June 5, 2009:
Earlier this year, the U.S. Air Force has received first of its MC-12 manned reconnaissance aircraft. A dozen are expected to arrive in Afghanistan this year. Eventually, 30 will be used in Iraq and Afghanistan. But actual deployment has been delayed for several months, or more, because of problems installing the electronics.
The MC-12 is a modified version of the earlier twin engine RC-12 aircraft. The MC-12 will provide the same service as a UAV (full motion video) in addition to electronic monitoring (radio, cell phone, etc.). The air force is converting some King Air 350s, and then using new ones, to obtain 37 MC-12s for this duty as, in effect, a Predator UAV replacement.

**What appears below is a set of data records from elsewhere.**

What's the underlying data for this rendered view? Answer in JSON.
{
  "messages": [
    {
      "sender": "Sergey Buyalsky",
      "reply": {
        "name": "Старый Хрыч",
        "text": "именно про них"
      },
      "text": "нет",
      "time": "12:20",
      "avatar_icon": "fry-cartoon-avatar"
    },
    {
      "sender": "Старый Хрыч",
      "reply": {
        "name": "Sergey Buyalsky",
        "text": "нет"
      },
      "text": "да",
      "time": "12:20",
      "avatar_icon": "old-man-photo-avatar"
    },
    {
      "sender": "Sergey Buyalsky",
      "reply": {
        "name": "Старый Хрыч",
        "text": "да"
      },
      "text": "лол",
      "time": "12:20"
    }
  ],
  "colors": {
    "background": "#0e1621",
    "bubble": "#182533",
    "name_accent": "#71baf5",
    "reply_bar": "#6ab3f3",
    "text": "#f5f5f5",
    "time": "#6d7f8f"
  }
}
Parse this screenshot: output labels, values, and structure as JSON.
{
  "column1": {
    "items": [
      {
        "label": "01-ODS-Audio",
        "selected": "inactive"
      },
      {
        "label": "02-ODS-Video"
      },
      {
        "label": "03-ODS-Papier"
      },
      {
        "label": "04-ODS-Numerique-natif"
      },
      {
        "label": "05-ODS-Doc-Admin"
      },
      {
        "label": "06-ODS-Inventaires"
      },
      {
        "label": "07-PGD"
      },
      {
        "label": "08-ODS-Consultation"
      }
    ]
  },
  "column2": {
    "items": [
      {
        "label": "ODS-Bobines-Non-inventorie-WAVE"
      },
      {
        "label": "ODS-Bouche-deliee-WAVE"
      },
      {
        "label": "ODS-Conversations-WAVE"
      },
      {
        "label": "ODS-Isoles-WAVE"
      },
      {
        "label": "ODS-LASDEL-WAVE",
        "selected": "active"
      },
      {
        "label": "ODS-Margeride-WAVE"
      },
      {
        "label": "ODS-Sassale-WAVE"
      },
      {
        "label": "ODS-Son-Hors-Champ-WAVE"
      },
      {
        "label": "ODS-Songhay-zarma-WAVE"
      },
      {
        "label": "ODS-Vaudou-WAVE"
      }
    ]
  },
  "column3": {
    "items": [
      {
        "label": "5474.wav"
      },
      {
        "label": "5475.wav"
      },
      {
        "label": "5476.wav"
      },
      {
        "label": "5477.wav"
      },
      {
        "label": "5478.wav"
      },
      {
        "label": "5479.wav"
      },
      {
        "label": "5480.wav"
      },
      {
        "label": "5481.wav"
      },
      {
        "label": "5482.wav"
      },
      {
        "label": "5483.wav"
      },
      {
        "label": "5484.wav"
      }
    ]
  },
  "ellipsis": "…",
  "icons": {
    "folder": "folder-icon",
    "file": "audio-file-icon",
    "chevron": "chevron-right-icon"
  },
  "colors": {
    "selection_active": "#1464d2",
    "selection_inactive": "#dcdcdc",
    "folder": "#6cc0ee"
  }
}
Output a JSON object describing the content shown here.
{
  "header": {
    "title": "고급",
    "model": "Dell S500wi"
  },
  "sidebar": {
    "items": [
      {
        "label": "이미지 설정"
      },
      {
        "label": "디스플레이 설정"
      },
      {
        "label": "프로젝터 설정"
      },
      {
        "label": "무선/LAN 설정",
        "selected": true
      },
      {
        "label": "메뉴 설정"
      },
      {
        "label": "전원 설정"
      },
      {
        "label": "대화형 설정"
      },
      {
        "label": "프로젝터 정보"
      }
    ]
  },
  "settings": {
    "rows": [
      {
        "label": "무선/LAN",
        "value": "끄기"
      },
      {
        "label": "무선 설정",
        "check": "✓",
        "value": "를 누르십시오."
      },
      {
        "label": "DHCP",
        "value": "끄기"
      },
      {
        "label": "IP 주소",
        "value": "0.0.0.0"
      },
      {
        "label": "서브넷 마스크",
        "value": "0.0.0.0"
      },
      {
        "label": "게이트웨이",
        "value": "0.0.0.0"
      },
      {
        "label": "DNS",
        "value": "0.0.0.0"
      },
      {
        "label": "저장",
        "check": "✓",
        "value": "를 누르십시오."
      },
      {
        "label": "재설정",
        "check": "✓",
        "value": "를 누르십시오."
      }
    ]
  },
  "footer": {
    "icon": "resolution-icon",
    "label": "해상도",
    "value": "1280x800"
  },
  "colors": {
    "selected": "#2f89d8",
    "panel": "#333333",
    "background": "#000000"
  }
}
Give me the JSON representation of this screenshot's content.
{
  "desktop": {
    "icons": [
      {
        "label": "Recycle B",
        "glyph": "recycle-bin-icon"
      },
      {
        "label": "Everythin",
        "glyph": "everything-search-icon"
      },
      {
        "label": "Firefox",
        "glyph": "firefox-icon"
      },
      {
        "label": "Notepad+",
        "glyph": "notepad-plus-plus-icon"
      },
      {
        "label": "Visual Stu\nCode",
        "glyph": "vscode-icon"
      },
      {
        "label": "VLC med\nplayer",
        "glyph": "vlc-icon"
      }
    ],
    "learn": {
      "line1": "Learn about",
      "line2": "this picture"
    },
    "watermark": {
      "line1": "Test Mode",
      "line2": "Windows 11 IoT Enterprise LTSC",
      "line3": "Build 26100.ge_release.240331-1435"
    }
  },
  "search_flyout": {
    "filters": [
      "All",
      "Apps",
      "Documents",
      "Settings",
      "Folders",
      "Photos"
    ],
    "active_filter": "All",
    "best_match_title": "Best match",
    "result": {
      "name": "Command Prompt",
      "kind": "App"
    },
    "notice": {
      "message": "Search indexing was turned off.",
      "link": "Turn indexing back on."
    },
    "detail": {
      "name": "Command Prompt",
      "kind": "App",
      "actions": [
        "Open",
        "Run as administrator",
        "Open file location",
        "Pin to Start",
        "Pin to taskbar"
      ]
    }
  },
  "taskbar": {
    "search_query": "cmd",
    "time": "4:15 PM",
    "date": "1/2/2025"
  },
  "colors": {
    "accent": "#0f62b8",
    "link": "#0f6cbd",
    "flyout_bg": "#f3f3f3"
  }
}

The UAVs cannot be manufactured fast enough to supply battlefield needs, so the manned MC-12s will help fill the gap.
The MC-12 is a militarized version of the Beech King Air. The army began using the Beech Air King as the RC-12 in the 1970s, and has been seeking a replacement for the last few years. But it was realized that the RC-12 was suitable for use as a Predator substitute. The King Air 350 is a 5.6 ton aircraft that, as a UAV replacement, carries only the two pilots. The sensors are operated from the ground. This enables the MC-12 to stay in the air for about eight hours per sortie. Not quite what the Predator can do (about twice the time per sortie), but good enough to help fill the demand. The MC-12 has advantages over UAVs. It can carry over a ton of sensors, several times what a Predator can haul. The MC-12 can fly higher (35,000 feet) and is faster (over 500 kilometers an hour, versus 215 for the Predator.) The MC-12s cost about $20 million each, more than twice what a Predator goes for.
In Afghanistan, the UAVs like Predator have proved to be a critical weapon in fighting the Taliban. These aircraft can cover a lot of ground, and stay with any group of armed men they spot. This is crucial, as it makes it possible for bombers and/or ground troops to intercept. Naturally, a few smart bombs can neutralize a Taliban group (often 50-100 armed men in pickup trucks, or even moving cross country on foot.) But you want the ground troops to show up to pick over the bodies for IDs and documents. That kind of intelligence is very valuable in keeping track of who is involved, before they hit the road.